Skip navigation

Category Archives: photography

Noel Kerns is a photographer i met recently over flickr. He’s a Dallas based photographer who captures Texas towns, abandoned spaces and towns he fantasizes with his pretty intensive use of different light sources at night. He usually does night shooting, which is pretty interesting once you combine the unseen with artificial colored light strobes. He captures the essence and beauty of shooting buildings under full moon, besides shooting at the interior of those buildings.

His scenes are mostly ghostly and deserted, and it seems that he’s most affectionate about the details revealed at night through the moonlight. He names this revelation of his imagination as “execution”. This execution recreates the seen vision through the control of the space.

As i’m severely interested in abandoned spaces for the past 2 months, and will be for another while since i’m doing my video shooting in such abandoned places in my city, i envied the environment he could cope up with and fruited his final works.

Below are several of mu personal favorites, better watch this man he’s fascinating. What’s actually more fascinating is that he explains how he processes his work under each and every work.











“In The Spyfrost Project, photographer David Trautrimas hypothesizes the origins of iconic modern appliances by reassembling them into top secret, Cold War era military outposts. These skunkwork structures, hybrids of both machinery and architecture, stand as colossal weaponized  ancestors to common objects such as refrigerators, lawnmowers and washing machines. Fashioned with aspiring futurism, yet an ominous sense of militaristic purpose, these installations link the parallel development of capitalism’s postwar consumer culture and the Military Industrial Complex.”

In each and every one of his works, one can realize how cleverly Trautrimas has merged specific pieces of different devices in such harmonious way, rendering each scene as a city scene out of those industrial objects. Besides its aesthetic appeal, the context of his works influenced me a lot. The technical blending of the images with real landscapes renders his work perfect. Below are several images of his industrial complex.


Above are his city meshes, and below are more illustrative and conceptual serigraphs of him.

The artist “re-purposes” daily house objects to form fantasy cities immersing them into real landscapes. He applies his works in the name of a  modernist architect. I fell for his works first, then his statement and the way he assembles his idea into what he calls the Habitat Machines. For the rest of his works and full statement, visit.

The formation of light graphing is not much later than the formation of the typefaces and typo-graphing -surely there’s a huge difference in time and dimension of the works, yet light followed up the type and there we had photographic visualization of our environment besides the graphic one. I came across this artist, and thought what she did was actually a great topic itself, combining the formation of book and photography by fitting the book into controlled forms, and taking their photos. The books look more sculptural rather than informational in her works. The artist is Cara Baker.


A pictogram or pictograph is a symbol representing a concept, object, activity, place or event by illustration.

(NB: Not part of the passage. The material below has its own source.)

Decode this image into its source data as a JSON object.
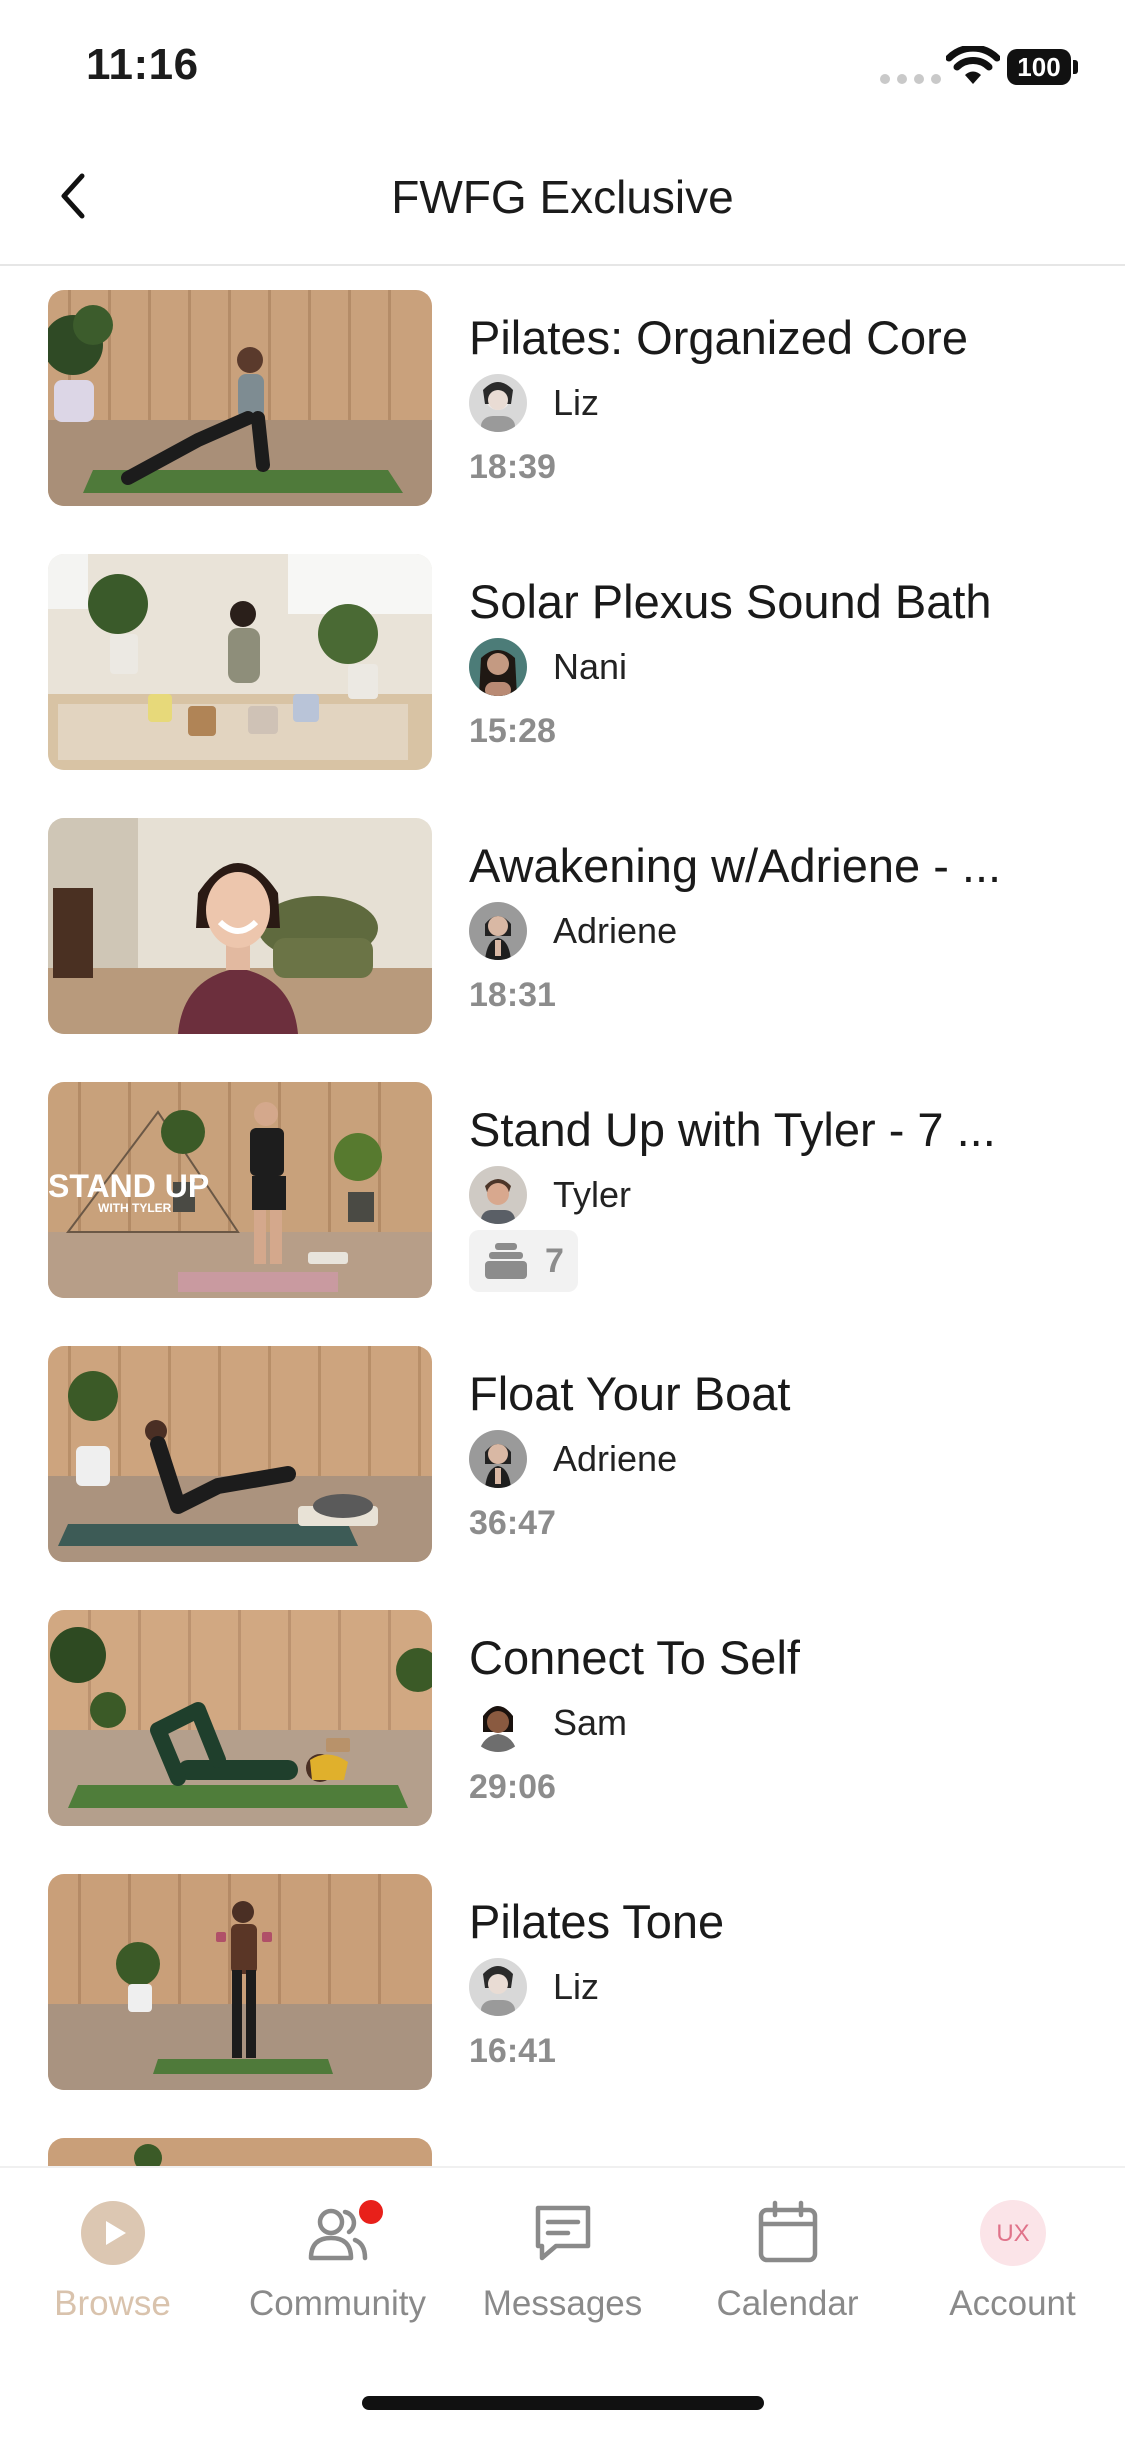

Pictography is a form of writing whereby ideas are transmitted through drawing.”


Today, the concept of several media we use for creating images have gone and still are going through a significant transformation. That is, that illustration is not performed only with its classical means anymore, yet artists are changing their tools for illustration day by day. The first painting I’ve seen with edible material was of a friend of mine; a still life vase with flowers inside made out of meat, jam and several other leftovers, which really amazed me at first. Then I’ve seen several others benefiting from the different physical appearances and habits of nutrition.

One guy I’ve met a few months ago is a Swedish illustrator, Carl Kleiner, making assemblage of nutrition on a blissful bacground color and take their photo to finalize his illustration. His IKEA / STYLING… project is visually so graphic that it reminded me of the pictographs, meaning again illustrations that resembles to the object it is signifying. Yet what we have here is the photographed image of the object itself; perhaps too realistic to be a pictogram but the used material is usually so smooth and lack of detail that makes it close to the idea of a pictogram.




He mostly performs still life photography and seemingly his stylized aesthetics was appealing enough for IKEA’s “styled ingredients cookbook”: “Hembakat är Bäst” (Homemade is Best). Above are actual recipes for bakeries all broken down to their fresh ingredients.

The way he placed the ingredients have a subtle logic that gives an idea about the habit and usage of the material. That is almost what a pictogram ends up doing; as Strauss talks about the signifier and the signified in his semiotic discourse which are basic codes for deciphering linguistic signs -the color code here for instance in the case of the egg- as soon as the eye sees yellow and white near another that connotes for the egg. It clearly denotes for two yellow and white circles, whereas the translation process of the sign leads us to the idea of an egg. In the case of nutella, it’s way of being coated on a surface denotes the idea of the whole nutella jar we see in the rack. Rather then using more abstracted signs, Kleiner uses the very essence of the material he wants to place on his canvas, whether or not that is his aim.